  • Mr Uzice could in regard to proving loss suffered for instance have shown the interest that he was paying on the loan he claimed he had obtained from a bank to pay for the undelivered equipment. Such interest paid would in the circumstances where the first plaintiff failed to deliver the equipment be a loss incurred by the party paying it and therefore recoverable but it was never claimed nor computed.

Decision on counterclaim

  • The plaintiffs (the defendants to the counter-claim) have submitted that there is no case to answer.  I accept this submission in part. Though it has been established that the first plaintiff was in breach of the contract between the parties Mr Uzice has failed to establish the loss suffered and profit he has been denied on account of the first plaintiff’s breach of contract.  The claim for damages for losses incurred and loss of profits by Mr Uzice fails.
  • It is now common ground that the first plaintiff, the company, failed to deliver the equipment to Mr Uzice in accordance with the 2011 agreement.  Instead the equipment remained in the possession of the second plaintiff, Mr Westergreen.  Even after the counterclaim was filed it took until the last hearing day for the plaintiffs to agree to its release to Mr Uzice.  There has been no explanation for this delay.  In those circumstances, while the plaintiffs have succeeded in resisting the counterclaim, I consider it is just for them to bear the costs of that claim.  I make that award joint and several against both plaintiffs as they both resisted Mr Uzice’s claim.

Signed, dated and delivered at Ile Du Port this 18thday of November 2013


FMS Egonda-Ntende

Chief Justice

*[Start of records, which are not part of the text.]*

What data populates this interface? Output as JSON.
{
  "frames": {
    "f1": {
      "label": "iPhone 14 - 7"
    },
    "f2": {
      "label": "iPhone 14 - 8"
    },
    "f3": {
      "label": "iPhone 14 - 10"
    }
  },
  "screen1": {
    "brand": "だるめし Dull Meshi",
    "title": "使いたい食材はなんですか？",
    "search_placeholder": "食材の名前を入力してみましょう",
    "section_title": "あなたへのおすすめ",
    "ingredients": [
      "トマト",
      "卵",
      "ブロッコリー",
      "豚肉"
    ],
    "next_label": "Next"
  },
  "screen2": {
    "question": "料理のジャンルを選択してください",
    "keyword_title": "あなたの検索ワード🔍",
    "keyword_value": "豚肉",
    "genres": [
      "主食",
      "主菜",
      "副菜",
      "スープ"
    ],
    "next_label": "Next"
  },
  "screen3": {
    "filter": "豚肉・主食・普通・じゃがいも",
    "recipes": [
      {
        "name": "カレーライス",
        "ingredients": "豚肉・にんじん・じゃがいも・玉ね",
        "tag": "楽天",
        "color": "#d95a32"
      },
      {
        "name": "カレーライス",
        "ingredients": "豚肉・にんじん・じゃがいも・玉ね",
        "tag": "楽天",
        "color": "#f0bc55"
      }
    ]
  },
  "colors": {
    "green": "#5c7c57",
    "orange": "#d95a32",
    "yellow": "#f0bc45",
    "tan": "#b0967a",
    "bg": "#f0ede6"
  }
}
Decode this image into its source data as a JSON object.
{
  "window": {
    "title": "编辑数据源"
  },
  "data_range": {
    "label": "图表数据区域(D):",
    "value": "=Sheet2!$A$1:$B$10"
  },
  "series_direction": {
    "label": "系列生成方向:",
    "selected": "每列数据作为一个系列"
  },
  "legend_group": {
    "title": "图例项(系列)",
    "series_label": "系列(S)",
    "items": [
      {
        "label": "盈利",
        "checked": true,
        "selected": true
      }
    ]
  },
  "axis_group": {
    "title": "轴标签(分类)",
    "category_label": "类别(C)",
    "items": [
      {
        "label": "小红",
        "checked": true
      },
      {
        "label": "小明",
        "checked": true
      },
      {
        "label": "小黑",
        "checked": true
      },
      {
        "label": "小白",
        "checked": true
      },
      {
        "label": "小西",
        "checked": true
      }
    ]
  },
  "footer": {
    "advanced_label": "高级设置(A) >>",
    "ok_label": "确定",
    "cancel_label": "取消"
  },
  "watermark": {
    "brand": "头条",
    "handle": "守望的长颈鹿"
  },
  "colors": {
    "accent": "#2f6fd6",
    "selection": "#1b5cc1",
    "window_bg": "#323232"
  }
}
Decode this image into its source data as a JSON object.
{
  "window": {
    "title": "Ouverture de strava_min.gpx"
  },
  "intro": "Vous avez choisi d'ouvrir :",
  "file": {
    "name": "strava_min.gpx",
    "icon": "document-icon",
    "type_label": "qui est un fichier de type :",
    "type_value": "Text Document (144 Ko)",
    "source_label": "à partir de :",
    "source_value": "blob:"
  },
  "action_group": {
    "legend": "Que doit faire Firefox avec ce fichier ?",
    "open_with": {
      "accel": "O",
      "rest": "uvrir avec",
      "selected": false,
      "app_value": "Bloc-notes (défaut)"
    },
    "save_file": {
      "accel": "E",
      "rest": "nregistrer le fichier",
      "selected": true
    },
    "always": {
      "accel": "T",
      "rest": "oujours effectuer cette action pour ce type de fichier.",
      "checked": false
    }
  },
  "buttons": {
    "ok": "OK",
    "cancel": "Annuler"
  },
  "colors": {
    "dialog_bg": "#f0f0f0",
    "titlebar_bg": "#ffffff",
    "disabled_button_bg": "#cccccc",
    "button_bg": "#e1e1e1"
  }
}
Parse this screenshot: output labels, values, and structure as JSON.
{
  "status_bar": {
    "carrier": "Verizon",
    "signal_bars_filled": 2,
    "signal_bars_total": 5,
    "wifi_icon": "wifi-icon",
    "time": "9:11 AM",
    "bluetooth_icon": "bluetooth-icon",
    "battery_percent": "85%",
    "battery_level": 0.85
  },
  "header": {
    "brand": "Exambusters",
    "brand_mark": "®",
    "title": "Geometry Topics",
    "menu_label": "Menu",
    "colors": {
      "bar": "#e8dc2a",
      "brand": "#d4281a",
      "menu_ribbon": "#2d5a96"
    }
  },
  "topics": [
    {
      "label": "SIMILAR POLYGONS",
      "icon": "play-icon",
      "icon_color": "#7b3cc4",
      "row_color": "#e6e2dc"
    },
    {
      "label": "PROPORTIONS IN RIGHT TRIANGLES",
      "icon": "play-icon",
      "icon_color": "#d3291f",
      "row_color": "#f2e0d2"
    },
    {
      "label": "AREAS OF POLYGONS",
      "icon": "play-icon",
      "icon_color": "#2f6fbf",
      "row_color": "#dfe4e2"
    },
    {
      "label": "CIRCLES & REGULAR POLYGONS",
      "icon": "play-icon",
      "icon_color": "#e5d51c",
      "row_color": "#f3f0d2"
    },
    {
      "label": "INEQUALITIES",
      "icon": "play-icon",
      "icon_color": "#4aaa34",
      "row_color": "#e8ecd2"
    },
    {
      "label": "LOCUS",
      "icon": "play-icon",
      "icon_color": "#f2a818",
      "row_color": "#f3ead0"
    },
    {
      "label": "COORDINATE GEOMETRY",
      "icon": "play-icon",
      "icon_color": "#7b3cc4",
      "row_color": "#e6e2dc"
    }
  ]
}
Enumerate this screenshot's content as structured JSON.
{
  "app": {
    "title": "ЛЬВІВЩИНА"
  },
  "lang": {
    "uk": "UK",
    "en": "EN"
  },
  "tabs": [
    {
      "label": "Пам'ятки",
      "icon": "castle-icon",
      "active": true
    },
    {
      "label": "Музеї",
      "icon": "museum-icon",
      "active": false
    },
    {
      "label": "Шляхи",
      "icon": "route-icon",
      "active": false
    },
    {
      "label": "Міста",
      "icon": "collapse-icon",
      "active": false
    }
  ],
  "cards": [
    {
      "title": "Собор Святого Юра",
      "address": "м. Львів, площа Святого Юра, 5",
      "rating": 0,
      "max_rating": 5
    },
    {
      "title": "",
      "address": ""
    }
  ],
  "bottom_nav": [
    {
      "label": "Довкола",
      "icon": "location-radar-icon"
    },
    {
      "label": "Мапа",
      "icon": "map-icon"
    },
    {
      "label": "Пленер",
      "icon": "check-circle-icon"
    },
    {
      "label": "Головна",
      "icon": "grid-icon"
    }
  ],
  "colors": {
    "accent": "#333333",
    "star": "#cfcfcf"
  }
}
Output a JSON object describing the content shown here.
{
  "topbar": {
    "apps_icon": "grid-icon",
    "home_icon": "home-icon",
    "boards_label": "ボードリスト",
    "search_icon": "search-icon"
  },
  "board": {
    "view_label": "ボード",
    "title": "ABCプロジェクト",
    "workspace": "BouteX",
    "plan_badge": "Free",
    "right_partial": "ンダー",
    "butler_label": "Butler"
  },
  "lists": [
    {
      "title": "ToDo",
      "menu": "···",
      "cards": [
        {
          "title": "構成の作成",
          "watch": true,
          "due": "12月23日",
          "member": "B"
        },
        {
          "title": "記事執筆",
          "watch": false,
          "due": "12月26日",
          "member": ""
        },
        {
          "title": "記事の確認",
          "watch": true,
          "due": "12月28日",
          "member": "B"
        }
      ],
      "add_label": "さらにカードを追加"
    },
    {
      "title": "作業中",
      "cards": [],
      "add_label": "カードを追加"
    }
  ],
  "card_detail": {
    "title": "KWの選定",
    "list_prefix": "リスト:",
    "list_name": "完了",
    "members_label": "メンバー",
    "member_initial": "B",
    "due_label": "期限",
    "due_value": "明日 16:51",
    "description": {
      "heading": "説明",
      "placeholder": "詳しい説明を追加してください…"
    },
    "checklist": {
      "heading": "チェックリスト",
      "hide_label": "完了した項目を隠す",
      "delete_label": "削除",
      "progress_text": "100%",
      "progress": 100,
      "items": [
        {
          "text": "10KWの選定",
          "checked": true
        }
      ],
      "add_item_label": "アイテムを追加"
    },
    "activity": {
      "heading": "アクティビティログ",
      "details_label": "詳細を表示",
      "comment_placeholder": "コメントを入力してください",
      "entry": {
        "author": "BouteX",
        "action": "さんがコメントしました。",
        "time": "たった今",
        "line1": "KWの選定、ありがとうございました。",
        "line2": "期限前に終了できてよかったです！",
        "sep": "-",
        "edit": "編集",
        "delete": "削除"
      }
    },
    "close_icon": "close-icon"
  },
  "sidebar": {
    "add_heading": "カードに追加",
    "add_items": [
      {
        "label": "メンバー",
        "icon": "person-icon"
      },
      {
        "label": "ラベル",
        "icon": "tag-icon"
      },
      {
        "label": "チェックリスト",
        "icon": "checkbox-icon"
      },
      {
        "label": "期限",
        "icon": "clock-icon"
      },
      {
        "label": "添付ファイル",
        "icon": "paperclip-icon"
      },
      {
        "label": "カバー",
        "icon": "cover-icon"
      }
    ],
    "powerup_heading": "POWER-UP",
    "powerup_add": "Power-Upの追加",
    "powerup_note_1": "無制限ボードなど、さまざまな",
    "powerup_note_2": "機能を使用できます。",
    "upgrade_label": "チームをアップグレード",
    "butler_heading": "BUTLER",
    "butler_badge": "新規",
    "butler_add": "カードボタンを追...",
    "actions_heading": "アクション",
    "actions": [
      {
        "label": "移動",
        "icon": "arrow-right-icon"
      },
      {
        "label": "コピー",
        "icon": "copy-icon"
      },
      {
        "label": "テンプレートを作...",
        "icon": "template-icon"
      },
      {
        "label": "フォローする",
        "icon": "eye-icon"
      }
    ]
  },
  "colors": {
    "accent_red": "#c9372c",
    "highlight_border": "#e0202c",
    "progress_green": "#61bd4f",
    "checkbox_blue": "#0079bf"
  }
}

[1]Planiol Civil Law Treatise, Volume 2, Part 1, Page 149, Paragraph 247 [An English Translation by Louisina State Law Institute]